mariadb 10 multi-master multi-database replication

Unlike mysqld 5.X, mariadb 10.X offers multi-master multi-database replication. That means it can use a single mariadb-server 10.X instance as a replication slave for all the other mysql-servers we need. Unlike supporting this combination, the very installation and set-up is rather straight-forward: Continue reading

OpenSuSE zombies from btrfs

I installed an openSuSE 13.2 x64. I opted out btrfs and went with ext4. I logged in and found zombies on a freshly installed and updated OS:

lizzy:~ # ps ajx | grep -w Z | grep -v grep ; uname -a
9955 10011 1149 1149 ? -1 Z 0 0:05 [btrfs-defrag-pl]
9955 10012 1149 1149 ? -1 Z 0 0:05 []
Linux lizzy 3.16.7-7-desktop #1 SMP PREEMPT Wed Dec 17 18:00:44 UTC 2014 (762f27a) x86_64 x86_64 x86_64 GNU/Linux

Zombies are coming from the btrfs-something-backend, but why? Those are a perl and a python scripts, ran from who-knows-where-and-why, and I will find them, and tame them, but this is not looking good – first I got some Adobe’s garbage (IC profiles and that idiotic flash player) pre-installed, and it took me a few minutes to figure out where to declare those as persona non-grata in yast, making sure they won’t try to update or install again on every single operation with packages! Now the zombies…
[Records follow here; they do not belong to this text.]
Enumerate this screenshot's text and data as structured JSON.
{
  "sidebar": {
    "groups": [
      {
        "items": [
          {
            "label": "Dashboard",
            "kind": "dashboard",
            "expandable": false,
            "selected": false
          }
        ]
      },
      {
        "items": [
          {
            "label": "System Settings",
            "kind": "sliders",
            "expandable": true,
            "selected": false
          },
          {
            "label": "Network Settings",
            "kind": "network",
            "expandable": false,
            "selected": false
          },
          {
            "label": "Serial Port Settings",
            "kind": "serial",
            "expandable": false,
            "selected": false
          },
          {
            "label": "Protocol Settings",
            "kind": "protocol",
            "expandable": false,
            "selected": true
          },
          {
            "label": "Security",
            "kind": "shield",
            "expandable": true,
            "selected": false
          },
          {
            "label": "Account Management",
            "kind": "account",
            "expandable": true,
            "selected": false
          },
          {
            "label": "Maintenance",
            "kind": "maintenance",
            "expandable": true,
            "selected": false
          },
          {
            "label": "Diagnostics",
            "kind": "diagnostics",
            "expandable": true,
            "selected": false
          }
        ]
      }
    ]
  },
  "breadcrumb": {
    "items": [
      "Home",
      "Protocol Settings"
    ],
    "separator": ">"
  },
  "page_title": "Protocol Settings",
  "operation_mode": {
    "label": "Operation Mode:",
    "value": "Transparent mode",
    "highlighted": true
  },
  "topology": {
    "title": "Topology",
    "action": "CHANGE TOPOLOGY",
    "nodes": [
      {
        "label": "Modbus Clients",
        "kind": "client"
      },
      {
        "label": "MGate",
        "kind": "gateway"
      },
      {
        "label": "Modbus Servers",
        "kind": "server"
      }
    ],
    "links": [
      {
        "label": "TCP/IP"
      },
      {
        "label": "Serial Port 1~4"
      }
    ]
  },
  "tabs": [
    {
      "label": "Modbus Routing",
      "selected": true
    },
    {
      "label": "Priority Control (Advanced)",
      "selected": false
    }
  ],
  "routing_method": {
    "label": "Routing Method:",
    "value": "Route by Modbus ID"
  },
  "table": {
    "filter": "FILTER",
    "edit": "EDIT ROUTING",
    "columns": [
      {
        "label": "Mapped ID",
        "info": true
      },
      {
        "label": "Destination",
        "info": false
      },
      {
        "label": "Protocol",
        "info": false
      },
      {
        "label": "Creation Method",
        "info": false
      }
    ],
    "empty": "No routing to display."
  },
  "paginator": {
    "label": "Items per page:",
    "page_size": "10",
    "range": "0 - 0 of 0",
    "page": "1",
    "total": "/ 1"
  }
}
“This does not bond well, commander…”; yet XCOM is working flawlessly, out of the box, with the FLOSS radeon driver, and the dreadful NetworkManager is not calling home – openSUSE introduces wicked here, a home-brew connections manager that actually co-operates with the user well (unlike the NM, that hijacks everything it can, systemd-style). I’ll keep this lizard in my digital garden a bit more…

Debian Wheezy i386 in FreeBSD’s bhyve

Just managed to install a Debian Wheezy i386 in the FreeBSD’s bhyve, after a failed attempts with Fedora 21 server and openSuSE 13.2. Also, grub2-bhyve wasn’t reliable until I changed the arch to i386, and the type of medium to “netinstall” – that got it rolling.

One warning – the video is uncut, and thus suffers from a few half-minute gaps during the installation.

The FreeBSD used is FreeBSD 11.0-CURRENT amd64, because at the moment bhyve is functional for AMD CPUs only in CURRENT. Continue reading

Positive, comparative, and the code used in a linux

I read a thread where OpenBSD community were discussing the code for the network time daemon, and some figures stated there seemed almost unreal. Out of the pure curiosity, that has nothing to do with deeper understanding of the ntp daemon code, I ran “a test” used there on an OpenBSD, a FreeBSD and a Linux machine. The results are truly staggering:

uname -rms ; pwd ; for i in $(find . -name “*.[ch]”); do cat $i >> allcode; done ; egrep -v ‘[:blank:]*/?\*’ allcode | grep -v “^ *$” | wc -l
OpenBSD 5.6 amd64

uname -rms ; pwd ; for i in $(find . -name “*.[ch]”); do cat $i >> allcode; done ; egrep -v ‘[:blank:]*/?\*’ allcode | grep -v “^ *$” | wc -l
FreeBSD 11.0-CURRENT amd64

uname -rms ; pwd ; for i in $(find . -name “*.[ch]”); do cat $i >> allcode; done ; egrep -v ‘[[:blank:]]*/?\*’ allcode | grep -v “^ *$” | wc -l
Linux 3.17.6-200.fc20.x86_64 x86_64

Project OpenBSD proved itself time and again as a proper place if you want to learn coding!